WORK INSTRUCTIONS> The answer must be the full set of records, repeated exactly.

START INFORMATION GIVEN

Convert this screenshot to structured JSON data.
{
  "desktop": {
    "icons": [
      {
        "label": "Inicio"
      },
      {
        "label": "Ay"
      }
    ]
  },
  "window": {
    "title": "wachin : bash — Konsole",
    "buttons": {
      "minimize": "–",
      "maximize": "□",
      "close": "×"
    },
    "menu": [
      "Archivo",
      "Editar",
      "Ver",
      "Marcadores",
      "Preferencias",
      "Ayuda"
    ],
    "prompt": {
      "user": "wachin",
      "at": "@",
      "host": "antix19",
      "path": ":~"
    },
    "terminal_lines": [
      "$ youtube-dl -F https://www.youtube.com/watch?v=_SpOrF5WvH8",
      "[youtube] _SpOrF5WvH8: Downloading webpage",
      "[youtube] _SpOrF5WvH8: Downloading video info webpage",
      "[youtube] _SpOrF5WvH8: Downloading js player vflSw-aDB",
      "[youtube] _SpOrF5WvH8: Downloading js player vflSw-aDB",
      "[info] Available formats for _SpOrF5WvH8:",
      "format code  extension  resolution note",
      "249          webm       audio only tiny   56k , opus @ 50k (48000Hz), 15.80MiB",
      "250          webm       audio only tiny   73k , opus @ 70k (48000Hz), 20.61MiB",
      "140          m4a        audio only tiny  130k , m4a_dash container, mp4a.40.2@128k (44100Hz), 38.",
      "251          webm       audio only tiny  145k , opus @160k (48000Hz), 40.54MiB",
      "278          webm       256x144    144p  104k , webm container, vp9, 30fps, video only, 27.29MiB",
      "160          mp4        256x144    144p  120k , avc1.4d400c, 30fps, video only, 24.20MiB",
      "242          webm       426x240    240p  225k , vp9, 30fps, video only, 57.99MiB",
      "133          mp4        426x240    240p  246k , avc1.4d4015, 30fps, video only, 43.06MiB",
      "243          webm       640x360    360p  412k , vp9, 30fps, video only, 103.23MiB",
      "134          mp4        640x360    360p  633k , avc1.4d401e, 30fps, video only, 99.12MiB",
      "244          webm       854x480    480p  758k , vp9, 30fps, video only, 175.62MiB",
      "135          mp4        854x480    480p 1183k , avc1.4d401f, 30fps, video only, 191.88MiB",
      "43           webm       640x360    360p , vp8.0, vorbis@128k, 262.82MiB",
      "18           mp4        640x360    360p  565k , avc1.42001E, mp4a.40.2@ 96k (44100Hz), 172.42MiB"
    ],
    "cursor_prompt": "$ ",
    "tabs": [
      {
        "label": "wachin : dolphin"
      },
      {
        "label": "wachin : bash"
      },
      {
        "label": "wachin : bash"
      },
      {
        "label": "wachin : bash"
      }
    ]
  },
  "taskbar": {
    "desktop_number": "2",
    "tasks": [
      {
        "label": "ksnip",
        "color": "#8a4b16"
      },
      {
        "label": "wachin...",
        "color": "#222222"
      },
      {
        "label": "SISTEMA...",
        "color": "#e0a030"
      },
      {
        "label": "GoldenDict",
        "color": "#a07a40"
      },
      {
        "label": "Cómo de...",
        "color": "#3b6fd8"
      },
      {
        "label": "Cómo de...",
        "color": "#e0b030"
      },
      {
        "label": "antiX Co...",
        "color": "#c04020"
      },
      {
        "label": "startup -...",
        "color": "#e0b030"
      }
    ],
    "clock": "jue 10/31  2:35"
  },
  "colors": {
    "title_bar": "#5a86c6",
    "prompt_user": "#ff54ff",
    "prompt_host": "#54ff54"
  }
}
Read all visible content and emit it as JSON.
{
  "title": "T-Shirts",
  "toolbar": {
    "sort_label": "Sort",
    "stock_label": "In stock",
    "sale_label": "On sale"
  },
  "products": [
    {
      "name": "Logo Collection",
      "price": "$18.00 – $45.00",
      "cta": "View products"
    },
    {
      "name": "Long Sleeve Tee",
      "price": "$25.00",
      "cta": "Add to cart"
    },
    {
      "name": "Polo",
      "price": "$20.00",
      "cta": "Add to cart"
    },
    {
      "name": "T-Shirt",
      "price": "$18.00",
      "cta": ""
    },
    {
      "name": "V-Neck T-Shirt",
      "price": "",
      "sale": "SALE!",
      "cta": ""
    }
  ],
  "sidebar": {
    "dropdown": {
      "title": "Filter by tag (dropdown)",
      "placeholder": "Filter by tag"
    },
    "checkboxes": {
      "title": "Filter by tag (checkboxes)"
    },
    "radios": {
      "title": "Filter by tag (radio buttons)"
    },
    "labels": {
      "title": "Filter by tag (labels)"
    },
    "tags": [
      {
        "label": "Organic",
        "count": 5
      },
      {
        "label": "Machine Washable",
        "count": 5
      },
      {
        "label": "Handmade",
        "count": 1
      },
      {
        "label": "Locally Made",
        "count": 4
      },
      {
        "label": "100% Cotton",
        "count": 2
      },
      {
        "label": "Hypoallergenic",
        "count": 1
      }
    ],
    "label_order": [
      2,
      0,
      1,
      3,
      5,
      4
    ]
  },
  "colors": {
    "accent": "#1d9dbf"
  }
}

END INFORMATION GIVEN

RESPONSE TO THE EXERCISE>
Convert this screenshot to structured JSON data.
{
  "desktop": {
    "icons": [
      {
        "label": "Inicio"
      },
      {
        "label": "Ay"
      }
    ]
  },
  "window": {
    "title": "wachin : bash — Konsole",
    "buttons": {
      "minimize": "–",
      "maximize": "□",
      "close": "×"
    },
    "menu": [
      "Archivo",
      "Editar",
      "Ver",
      "Marcadores",
      "Preferencias",
      "Ayuda"
    ],
    "prompt": {
      "user": "wachin",
      "at": "@",
      "host": "antix19",
      "path": ":~"
    },
    "terminal_lines": [
      "$ youtube-dl -F https://www.youtube.com/watch?v=_SpOrF5WvH8",
      "[youtube] _SpOrF5WvH8: Downloading webpage",
      "[youtube] _SpOrF5WvH8: Downloading video info webpage",
      "[youtube] _SpOrF5WvH8: Downloading js player vflSw-aDB",
      "[youtube] _SpOrF5WvH8: Downloading js player vflSw-aDB",
      "[info] Available formats for _SpOrF5WvH8:",
      "format code  extension  resolution note",
      "249          webm       audio only tiny   56k , opus @ 50k (48000Hz), 15.80MiB",
      "250          webm       audio only tiny   73k , opus @ 70k (48000Hz), 20.61MiB",
      "140          m4a        audio only tiny  130k , m4a_dash container, mp4a.40.2@128k (44100Hz), 38.",
      "251          webm       audio only tiny  145k , opus @160k (48000Hz), 40.54MiB",
      "278          webm       256x144    144p  104k , webm container, vp9, 30fps, video only, 27.29MiB",
      "160          mp4        256x144    144p  120k , avc1.4d400c, 30fps, video only, 24.20MiB",
      "242          webm       426x240    240p  225k , vp9, 30fps, video only, 57.99MiB",
      "133          mp4        426x240    240p  246k , avc1.4d4015, 30fps, video only, 43.06MiB",
      "243          webm       640x360    360p  412k , vp9, 30fps, video only, 103.23MiB",
      "134          mp4        640x360    360p  633k , avc1.4d401e, 30fps, video only, 99.12MiB",
      "244          webm       854x480    480p  758k , vp9, 30fps, video only, 175.62MiB",
      "135          mp4        854x480    480p 1183k , avc1.4d401f, 30fps, video only, 191.88MiB",
      "43           webm       640x360    360p , vp8.0, vorbis@128k, 262.82MiB",
      "18           mp4        640x360    360p  565k , avc1.42001E, mp4a.40.2@ 96k (44100Hz), 172.42MiB"
    ],
    "cursor_prompt": "$ ",
    "tabs": [
      {
        "label": "wachin : dolphin"
      },
      {
        "label": "wachin : bash"
      },
      {
        "label": "wachin : bash"
      },
      {
        "label": "wachin : bash"
      }
    ]
  },
  "taskbar": {
    "desktop_number": "2",
    "tasks": [
      {
        "label": "ksnip",
        "color": "#8a4b16"
      },
      {
        "label": "wachin...",
        "color": "#222222"
      },
      {
        "label": "SISTEMA...",
        "color": "#e0a030"
      },
      {
        "label": "GoldenDict",
        "color": "#a07a40"
      },
      {
        "label": "Cómo de...",
        "color": "#3b6fd8"
      },
      {
        "label": "Cómo de...",
        "color": "#e0b030"
      },
      {
        "label": "antiX Co...",
        "color": "#c04020"
      },
      {
        "label": "startup -...",
        "color": "#e0b030"
      }
    ],
    "clock": "jue 10/31  2:35"
  },
  "colors": {
    "title_bar": "#5a86c6",
    "prompt_user": "#ff54ff",
    "prompt_host": "#54ff54"
  }
}
Read all visible content and emit it as JSON.
{
  "title": "T-Shirts",
  "toolbar": {
    "sort_label": "Sort",
    "stock_label": "In stock",
    "sale_label": "On sale"
  },
  "products": [
    {
      "name": "Logo Collection",
      "price": "$18.00 – $45.00",
      "cta": "View products"
    },
    {
      "name": "Long Sleeve Tee",
      "price": "$25.00",
      "cta": "Add to cart"
    },
    {
      "name": "Polo",
      "price": "$20.00",
      "cta": "Add to cart"
    },
    {
      "name": "T-Shirt",
      "price": "$18.00",
      "cta": ""
    },
    {
      "name": "V-Neck T-Shirt",
      "price": "",
      "sale": "SALE!",
      "cta": ""
    }
  ],
  "sidebar": {
    "dropdown": {
      "title": "Filter by tag (dropdown)",
      "placeholder": "Filter by tag"
    },
    "checkboxes": {
      "title": "Filter by tag (checkboxes)"
    },
    "radios": {
      "title": "Filter by tag (radio buttons)"
    },
    "labels": {
      "title": "Filter by tag (labels)"
    },
    "tags": [
      {
        "label": "Organic",
        "count": 5
      },
      {
        "label": "Machine Washable",
        "count": 5
      },
      {
        "label": "Handmade",
        "count": 1
      },
      {
        "label": "Locally Made",
        "count": 4
      },
      {
        "label": "100% Cotton",
        "count": 2
      },
      {
        "label": "Hypoallergenic",
        "count": 1
      }
    ],
    "label_order": [
      2,
      0,
      1,
      3,
      5,
      4
    ]
  },
  "colors": {
    "accent": "#1d9dbf"
  }
}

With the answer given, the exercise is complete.